Minister of Health Dr Zweli Mkhize announced that South Africa has now officially entered a second wave of COVID-19, and as a result, the national government is considering a number of steps that can be taken to ensure that safety protocols are in place over the festive season.
The Restaurant Association of South Africa (RASA) says that government has asked it to survey the position of each restaurant’s on-site alcohol sales. They will also be required to outline the measures they will have in place to improve their compliance with COVID-19 prevention protocols.
Speaking to BusinessTech, the Association’s spokesperson Wendy Alberts said that RASA has demanded to see the “scientific document” that suggested that restaurant on-site alcohol sales may lead to an increase in COVID-19 cases.

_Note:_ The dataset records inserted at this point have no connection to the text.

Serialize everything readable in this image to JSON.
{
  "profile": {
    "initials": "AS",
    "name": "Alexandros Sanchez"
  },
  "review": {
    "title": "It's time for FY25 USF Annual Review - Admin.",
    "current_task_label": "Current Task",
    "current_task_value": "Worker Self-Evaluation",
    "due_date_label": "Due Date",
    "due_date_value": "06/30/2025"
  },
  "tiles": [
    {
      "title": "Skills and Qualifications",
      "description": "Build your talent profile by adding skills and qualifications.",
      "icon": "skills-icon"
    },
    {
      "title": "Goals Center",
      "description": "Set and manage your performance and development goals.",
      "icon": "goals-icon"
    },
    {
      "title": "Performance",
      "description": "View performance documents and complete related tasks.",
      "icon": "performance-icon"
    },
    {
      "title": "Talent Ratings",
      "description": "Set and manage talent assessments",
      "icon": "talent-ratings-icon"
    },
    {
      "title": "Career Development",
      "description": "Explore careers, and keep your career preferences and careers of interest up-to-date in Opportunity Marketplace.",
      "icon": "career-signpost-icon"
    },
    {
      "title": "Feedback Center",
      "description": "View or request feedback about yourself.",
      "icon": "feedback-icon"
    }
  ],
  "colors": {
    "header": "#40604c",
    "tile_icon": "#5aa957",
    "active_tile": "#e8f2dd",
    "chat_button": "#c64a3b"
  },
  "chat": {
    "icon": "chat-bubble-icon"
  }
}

“I will continue to demand the scientific evidence so we can properly address where exactly the apparent risk sits,” she said. “We have approved protocols in place and now we have been called without notice to urgently supply a solution with no sight of what the exact risk is. Government has had months to talk to us and now, on-demand, want a solution.”
The KwaZulu-Natal provincial government is considering closing beaches during the festive season to curb the spread of the increasing number of COVID-19 infections in the province.
Bheki Ntuli, the province’s MEC for Transport, Community Safety and Liasion, said that he is in talks with health MEC Nomagugu Simelane-Zulu about the possibility of closing the province’s beaches during the festive period.
Mkhize also said that national government may also be considering additional restrictions for the Garden Route District in the Western Cape as a means of curbing the impact of a second COVID-19 wave in the hotspot area.
Some of the restrictions for the district may include limitations on the following:
– swimming pools
– large activities in parks
– gatherings on beaches
– public halls